JAWS membership survey 2010
JAWS members who took the recent online survey endorsed much of what our organization is already doing: growing slowly from our current 400 to
about 500 members across the country; organizing training workshops and embracing new outlets for journalism as the industry evolves; and rotating camps around the country to explore new regions and attract a diverse membership. The board will use this information to help us move forward. Here’s a summary of what we learned:
Who we are:
- Most of us have been part of JAWS for several years, although we have many new and younger members and at least a quarter who have been members for 16 to 25 years.
- A majority heard about JAWS through friends or colleagues. (The board is looking to reach out through some targeted advertising as well as word of mouth.)
- The fall CAMP and opportunities to network are the most important benefits of JAWS, but members also like the friendship, conversation, job leads, training and mentoring that stem from our group.
- Most are comfortable paying $65 per year for membership, although many said they would be willing to voluntarily round up the fee to $75 or $100 to help others who need assistance during these tough times.
What we want from JAWS:
- Many members said they wanted more training, particularly for multimedia video shooting, blogging, social networking, building a website or small business, freelancing and developing a Career Plan B. We will plan those sessions and others at the fall CAMP in October.
- While most were satisfied or very satisfied with membership benefits such as the quarterly newsletters, listserv, camp and past regional trainings sessions, members did say they wanted a more robust website and we have already made some updates and changes at www.jaws.org.
- Most like the rotation of Camp sites around the country with special consideration given to keeping costs down, a rural and beautiful location and not-too-difficult access to airports.
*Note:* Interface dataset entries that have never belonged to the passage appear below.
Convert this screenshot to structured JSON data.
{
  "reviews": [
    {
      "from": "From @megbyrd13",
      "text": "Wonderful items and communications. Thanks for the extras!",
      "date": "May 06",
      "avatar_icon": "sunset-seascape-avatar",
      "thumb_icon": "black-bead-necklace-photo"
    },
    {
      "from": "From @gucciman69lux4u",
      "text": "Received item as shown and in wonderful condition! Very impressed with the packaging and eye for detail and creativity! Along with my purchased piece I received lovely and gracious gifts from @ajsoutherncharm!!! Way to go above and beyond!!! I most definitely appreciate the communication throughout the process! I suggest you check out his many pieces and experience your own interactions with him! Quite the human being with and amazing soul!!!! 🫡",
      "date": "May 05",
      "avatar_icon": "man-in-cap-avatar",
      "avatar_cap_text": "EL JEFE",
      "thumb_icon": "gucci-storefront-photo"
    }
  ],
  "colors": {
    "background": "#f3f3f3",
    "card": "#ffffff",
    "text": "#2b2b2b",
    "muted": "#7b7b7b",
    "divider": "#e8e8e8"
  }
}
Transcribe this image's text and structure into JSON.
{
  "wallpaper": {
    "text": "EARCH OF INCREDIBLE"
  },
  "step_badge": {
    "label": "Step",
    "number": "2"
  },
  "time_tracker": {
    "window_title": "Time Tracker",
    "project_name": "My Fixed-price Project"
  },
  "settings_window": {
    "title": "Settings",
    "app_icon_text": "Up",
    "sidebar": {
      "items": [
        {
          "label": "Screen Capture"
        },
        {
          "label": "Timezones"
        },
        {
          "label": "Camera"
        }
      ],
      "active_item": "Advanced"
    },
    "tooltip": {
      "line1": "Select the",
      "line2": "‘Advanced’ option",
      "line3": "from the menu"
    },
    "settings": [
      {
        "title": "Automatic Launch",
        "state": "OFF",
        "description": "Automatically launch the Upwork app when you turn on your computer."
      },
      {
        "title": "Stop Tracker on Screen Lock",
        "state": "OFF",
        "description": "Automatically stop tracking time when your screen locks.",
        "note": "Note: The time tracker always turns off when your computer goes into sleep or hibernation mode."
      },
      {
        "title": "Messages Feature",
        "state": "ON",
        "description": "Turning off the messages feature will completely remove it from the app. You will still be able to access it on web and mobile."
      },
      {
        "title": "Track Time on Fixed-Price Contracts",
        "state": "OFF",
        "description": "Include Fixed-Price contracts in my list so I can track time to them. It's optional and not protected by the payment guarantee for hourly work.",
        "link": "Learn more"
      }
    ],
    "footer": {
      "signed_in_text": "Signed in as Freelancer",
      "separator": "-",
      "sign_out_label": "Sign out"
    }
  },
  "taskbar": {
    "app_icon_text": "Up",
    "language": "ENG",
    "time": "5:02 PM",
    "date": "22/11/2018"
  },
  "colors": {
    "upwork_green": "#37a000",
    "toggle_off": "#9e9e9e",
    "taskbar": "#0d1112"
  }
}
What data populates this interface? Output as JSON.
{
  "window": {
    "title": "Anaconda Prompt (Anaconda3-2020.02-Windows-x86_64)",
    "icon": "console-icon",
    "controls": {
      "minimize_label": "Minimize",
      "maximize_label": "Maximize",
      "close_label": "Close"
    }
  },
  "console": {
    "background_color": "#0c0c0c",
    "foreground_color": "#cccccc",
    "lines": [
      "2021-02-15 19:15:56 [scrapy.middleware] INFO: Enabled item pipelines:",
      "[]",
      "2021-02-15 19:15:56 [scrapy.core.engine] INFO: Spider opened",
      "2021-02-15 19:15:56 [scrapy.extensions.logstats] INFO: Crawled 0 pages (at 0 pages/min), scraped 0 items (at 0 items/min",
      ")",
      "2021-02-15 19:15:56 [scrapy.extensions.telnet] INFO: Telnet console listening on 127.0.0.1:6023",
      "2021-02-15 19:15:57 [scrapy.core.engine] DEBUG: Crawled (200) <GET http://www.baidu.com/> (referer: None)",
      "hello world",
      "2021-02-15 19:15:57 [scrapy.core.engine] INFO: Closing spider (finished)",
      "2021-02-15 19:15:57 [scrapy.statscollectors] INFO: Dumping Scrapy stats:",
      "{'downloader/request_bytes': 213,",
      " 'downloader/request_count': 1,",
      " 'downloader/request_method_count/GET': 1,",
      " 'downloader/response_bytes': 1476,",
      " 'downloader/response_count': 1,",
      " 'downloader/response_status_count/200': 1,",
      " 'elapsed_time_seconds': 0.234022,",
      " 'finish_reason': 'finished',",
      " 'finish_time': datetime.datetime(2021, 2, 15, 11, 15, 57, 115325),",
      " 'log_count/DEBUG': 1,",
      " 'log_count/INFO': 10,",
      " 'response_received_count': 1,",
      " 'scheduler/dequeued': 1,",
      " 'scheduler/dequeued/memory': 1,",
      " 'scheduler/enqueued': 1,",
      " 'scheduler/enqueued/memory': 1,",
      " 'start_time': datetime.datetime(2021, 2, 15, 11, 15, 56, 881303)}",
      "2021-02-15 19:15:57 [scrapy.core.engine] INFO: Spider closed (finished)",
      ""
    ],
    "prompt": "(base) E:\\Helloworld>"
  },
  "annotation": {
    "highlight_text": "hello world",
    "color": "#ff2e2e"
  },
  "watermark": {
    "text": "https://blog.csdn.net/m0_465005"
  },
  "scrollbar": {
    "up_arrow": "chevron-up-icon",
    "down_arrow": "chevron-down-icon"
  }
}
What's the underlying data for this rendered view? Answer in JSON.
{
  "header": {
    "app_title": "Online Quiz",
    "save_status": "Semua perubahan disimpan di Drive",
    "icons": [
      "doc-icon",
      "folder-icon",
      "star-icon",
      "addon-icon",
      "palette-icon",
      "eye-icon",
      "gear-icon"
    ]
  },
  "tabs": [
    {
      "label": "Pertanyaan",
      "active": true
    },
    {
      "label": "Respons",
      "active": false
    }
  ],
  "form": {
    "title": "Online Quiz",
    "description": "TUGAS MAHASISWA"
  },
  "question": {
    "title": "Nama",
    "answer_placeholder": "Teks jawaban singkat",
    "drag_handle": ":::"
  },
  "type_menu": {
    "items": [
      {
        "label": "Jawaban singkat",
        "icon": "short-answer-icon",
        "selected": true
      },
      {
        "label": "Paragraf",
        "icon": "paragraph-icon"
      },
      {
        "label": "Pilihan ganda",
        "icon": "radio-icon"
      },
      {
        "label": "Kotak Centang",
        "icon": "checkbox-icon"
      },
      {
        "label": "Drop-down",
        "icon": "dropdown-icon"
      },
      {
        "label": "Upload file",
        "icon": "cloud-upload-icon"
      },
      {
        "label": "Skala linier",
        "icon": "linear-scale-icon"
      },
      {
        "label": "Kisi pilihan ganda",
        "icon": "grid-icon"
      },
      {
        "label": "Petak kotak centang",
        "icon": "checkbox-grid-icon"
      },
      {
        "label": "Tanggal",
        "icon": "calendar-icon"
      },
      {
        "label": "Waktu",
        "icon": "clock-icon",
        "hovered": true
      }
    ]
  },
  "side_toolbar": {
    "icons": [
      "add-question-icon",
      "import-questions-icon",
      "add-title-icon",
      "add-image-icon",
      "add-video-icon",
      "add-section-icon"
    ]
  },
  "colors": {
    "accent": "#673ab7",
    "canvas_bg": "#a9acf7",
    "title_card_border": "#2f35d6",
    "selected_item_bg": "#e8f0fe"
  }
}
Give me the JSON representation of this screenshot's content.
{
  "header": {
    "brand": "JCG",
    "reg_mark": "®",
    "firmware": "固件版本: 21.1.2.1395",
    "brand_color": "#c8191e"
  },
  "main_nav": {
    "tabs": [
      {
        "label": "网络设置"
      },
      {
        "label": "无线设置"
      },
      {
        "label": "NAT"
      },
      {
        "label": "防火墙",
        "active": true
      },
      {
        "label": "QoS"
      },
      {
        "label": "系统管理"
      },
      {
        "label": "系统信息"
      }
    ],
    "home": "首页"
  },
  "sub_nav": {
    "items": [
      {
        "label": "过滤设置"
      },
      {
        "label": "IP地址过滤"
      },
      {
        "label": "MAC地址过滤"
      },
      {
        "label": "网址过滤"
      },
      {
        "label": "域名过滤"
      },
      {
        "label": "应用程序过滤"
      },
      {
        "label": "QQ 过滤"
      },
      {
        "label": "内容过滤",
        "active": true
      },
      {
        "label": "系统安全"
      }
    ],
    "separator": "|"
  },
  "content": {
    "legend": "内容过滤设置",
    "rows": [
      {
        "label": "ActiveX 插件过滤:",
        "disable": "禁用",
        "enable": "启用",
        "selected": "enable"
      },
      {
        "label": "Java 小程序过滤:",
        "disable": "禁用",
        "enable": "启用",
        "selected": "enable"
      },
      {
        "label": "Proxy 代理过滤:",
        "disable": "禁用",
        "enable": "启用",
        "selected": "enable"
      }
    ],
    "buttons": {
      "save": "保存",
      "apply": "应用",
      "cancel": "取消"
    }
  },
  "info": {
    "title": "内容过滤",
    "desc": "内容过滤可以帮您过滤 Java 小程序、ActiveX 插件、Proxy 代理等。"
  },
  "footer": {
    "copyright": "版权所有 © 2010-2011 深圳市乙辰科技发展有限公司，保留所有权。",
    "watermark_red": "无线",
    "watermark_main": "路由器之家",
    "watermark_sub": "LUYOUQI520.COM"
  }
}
Most preferred to schedule conferences in the fall before snow and after hot temperatures subside.
- Members support efforts to collaborate on training and events with other journalism organizations such as Poynter, SPJ, IRE, universities, minority journalism groups and others.
- A suggestion to add more information about ourselves and our expertise (i.e. mini-bios) on the JAWS website was endorsed by most.
- Most members want to continue getting quarterly JAWS newsletters but by e-mail rather than post, so we will start doing that this year.
- Member accomplishments, profiles of our members, news about Camp and regional events, member opinions on issues facing our industry and tips on technology, copy editing and other skills are all good content for the newsletters and our website. (But that means we need help from you so let the board know if you can volunteer some time to compile these features.)
- The listserv is a good communication tool for most (although etiquette reminders are in order on occasion) to share information about news, job openings, member accomplishments and more. But members also said we should make the postings searchable and use Facebook, LinkedIn and other networking tools to stay connected.
- The JAWS website is not used frequently by our members except to check for upcoming Camp news, but it has lots of potential as a way to market our organization, recruit new members and serve as a resource to post member information, news, photos, opinions, job tips, fellowships, contest entries and training opportunities. Members also suggested putting links to other groups – including Poynter, SPJ, IRE, ONA, SABEW, SAJA, Unity, AAJA, NLGJA, NAHJ, NABJ and NAJA – and to members’ blogs and published or broadcast work. We have a committee in place to make improvements this year with both professional and volunteer efforts.
In addition to the feedback here, we also got lots of specific ideas about possible CAMP speakers and sessions. The program committee is
working on that right now.